The New York Times (NYSE: NYT ) has long presented a conundrum to investors. How can this media company, which arguably boasts the most well-known and respected journalism brand in the whole world, fail to capitalize on its prestigious name?
The 21st century has presented a perfect storm of misery to the Times and the rest of the newspaper industry. It has suffered the shock of seeing its time-honored business model -- relying on print advertising -- becoming all but irrelevant during news consumers' migration to the Internet. Increasingly, people go online to get news in real time -- and more cheaply than before. Advertising revenue crumbled when the economy slumped and the industry as a whole has yet to figure out fully how to monetize the Internet and capitalize on the boom in mobile devices.
Young readers -- the 18-to-34-year-old demographic that advertisers have always coveted -- prefer to get their news from feeds on smartphones, tablets, Facebook, and Twitter, not to mention such alternate information sources as Comedy Central's Jon Stewart and Stephen Colbert. As a result, once-powerful newspaper companies have had to enlist new strategies to remain relevant to shareholders.
The Times has been making strategic moves that enable it to concentrate on its newspaper and digital properties.
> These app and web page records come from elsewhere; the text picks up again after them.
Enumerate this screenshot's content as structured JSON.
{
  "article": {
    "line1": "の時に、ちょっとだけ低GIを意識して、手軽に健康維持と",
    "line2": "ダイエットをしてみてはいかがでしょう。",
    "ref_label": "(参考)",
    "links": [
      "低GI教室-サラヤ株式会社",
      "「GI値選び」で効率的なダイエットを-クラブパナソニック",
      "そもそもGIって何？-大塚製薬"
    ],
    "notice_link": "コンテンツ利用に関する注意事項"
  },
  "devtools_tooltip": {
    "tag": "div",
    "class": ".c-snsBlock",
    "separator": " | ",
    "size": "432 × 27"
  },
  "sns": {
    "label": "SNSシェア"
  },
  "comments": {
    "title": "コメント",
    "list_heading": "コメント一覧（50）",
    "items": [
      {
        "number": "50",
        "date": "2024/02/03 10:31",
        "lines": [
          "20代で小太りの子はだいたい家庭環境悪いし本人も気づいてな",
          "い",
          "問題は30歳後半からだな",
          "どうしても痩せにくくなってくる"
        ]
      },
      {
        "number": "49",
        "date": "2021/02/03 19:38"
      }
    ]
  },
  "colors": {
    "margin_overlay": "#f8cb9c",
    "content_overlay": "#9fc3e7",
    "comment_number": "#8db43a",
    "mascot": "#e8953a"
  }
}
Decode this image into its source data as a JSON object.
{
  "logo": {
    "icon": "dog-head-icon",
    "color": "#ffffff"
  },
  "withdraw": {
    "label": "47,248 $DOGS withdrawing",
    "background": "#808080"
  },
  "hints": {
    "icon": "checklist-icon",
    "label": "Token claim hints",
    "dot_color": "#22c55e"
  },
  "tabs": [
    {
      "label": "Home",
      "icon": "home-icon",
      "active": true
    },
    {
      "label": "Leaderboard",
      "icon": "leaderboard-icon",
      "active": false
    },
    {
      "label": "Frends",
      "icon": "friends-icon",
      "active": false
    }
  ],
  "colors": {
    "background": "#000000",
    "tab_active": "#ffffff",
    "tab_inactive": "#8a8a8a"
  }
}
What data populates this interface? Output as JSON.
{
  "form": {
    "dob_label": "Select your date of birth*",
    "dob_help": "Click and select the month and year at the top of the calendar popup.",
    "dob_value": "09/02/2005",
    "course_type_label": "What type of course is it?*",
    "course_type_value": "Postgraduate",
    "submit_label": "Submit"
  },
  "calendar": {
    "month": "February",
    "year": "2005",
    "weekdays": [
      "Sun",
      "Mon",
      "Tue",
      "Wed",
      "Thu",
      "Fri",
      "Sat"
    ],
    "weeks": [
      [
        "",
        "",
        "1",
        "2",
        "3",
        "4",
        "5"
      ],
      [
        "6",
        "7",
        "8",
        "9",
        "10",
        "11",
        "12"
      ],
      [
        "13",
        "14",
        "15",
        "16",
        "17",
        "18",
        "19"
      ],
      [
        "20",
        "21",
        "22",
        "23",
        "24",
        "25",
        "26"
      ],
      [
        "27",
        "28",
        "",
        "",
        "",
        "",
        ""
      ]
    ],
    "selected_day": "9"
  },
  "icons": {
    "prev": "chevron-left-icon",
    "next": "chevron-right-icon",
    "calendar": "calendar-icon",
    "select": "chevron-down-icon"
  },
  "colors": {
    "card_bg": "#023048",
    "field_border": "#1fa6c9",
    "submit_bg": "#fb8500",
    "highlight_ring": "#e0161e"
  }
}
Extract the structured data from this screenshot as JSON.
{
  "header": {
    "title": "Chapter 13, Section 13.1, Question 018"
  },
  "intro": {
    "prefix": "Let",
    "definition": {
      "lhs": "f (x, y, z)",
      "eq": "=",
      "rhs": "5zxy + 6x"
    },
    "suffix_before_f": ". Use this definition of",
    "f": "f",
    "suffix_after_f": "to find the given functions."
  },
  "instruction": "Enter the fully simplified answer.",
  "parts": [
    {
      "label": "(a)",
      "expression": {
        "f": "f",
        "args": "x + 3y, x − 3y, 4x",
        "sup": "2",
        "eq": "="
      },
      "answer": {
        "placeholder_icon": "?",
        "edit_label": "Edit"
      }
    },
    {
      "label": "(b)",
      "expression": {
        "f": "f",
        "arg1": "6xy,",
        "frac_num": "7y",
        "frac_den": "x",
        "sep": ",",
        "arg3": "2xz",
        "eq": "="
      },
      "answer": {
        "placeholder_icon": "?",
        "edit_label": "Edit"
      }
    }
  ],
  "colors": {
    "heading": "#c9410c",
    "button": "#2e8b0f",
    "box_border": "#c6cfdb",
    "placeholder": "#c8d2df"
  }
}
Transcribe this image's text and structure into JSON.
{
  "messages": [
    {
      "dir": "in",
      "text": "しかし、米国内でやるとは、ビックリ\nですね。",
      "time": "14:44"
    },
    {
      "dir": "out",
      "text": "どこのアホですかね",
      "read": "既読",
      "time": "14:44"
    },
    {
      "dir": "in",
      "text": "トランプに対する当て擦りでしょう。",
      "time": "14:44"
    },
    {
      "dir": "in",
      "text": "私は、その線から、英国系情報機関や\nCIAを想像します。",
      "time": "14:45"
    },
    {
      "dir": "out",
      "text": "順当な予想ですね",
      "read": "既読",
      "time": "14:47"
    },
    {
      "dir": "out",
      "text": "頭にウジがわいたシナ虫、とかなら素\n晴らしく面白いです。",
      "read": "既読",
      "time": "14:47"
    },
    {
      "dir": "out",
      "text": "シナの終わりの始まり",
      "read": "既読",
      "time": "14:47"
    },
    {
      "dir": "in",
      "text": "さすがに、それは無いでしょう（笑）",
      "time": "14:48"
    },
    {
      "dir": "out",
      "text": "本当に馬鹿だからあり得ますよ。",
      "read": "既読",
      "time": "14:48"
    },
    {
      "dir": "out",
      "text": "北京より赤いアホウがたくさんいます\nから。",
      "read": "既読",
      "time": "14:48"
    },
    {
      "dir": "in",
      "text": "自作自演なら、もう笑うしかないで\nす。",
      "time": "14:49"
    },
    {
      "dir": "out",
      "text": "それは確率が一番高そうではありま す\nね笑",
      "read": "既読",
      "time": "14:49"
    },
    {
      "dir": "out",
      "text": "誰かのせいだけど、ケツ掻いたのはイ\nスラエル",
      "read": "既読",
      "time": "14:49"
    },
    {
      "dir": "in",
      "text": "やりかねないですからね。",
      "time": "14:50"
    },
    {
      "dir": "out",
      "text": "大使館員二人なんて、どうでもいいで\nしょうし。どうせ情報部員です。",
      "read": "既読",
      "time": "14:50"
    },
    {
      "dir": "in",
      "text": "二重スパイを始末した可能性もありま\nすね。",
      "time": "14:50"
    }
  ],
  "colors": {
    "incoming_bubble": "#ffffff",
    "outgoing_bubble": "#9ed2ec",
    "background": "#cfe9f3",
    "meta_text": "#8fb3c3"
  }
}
In 2012, the Times finished the sale of the Regional Media Group, divested its remaining share in the Fenway Sports Group, and sold its About Group as well as its stake in Indeed.com. The Times plans to sell its New England Media Group, which encompasses the Boston Globe and related assets.
Bloomberg reported on June 27 that the Times was probably going to have to settle for a price for the Boston Globe that's approximately one-tenth of what it paid in 1993. Bids are expected to be in the range of $100 million, and Bloomberg noted that potential buyers included former Globe president Rick Daniels and former Time CEO Jack Griffin, in a partnership with cousins Steven and Ben Taylor, whose family once owned the Globe. The Times paid $1.1 billion 20 years ago.
Wall Street frets that the Times Co. won't be able to capitalize on any momentum it can muster. For example, earlier this month, Barclays Capital analysts downgraded shares of the Times to equal weight, citing concerns that the stock -- which at the time of the pronouncement had surged about 47% to date in 2013 -- might have peaked.
In addition, Zacks Equity Research reaffirmed its long-term neutral rating on the Times on July 9. "Tough economic conditions along with softness in advertising demand have been weighing upon the company's performance. Consequently, [the Times is] trying every means to shield itself from the impact of an unstable market and has been contemplating new revenue-generating avenues."
The Times has focused on diverse revenue sources, such as a circulation-pricing model and a pay-and-read style to make it less vulnerable to economic downturns. It's also trying to increase its profile on the multiplatform media ecosystem, which encompasses mobile and social networks.
After long, seemingly exhaustive deliberations, the Times finally rolled out on March 28, 2011, a pricing structure for NYTimes.com as a way to jump-start revenue. Further, the Times recently announced that mobile app users could gain access to a maximum of three articles a day while choosing from more than 25 sections, blogs, and slideshows before having to subscribe.
Meanwhile, the trend of newspaper titans changing their structures to make Wall Street happy has continued with a vengeance. For example, Gannett (NYSE: GCI ) on June 13 introduced its ambitious plans to shell out $1.5 billion to acquire Belo and the stock market rewarded Gannett by designating it as a broadcasting powerhouse.
The plan worked magnificently, even if Gannett had become more appreciated for its potential as a broadcaster than its time-honored status as a newspaper company. Gannett's stock roared on the day it announced the major media acquisition. Gannett jumped 27% that day to a five-year high, adding more than $5 and powering through the $25 mark.
The Times will no doubt remain intriguing. One of the juiciest stories that the Times may yet cover is the sale of its parent company. Speculation has been flying that New York Mayor Michael Bloomberg may decide to try to acquire the Times when he completes his third term and leaves office at the end of this year.
No matter who ends up controlling the Times, though, the question will persist: How can an owner extract the maximum value for such a prestigious property?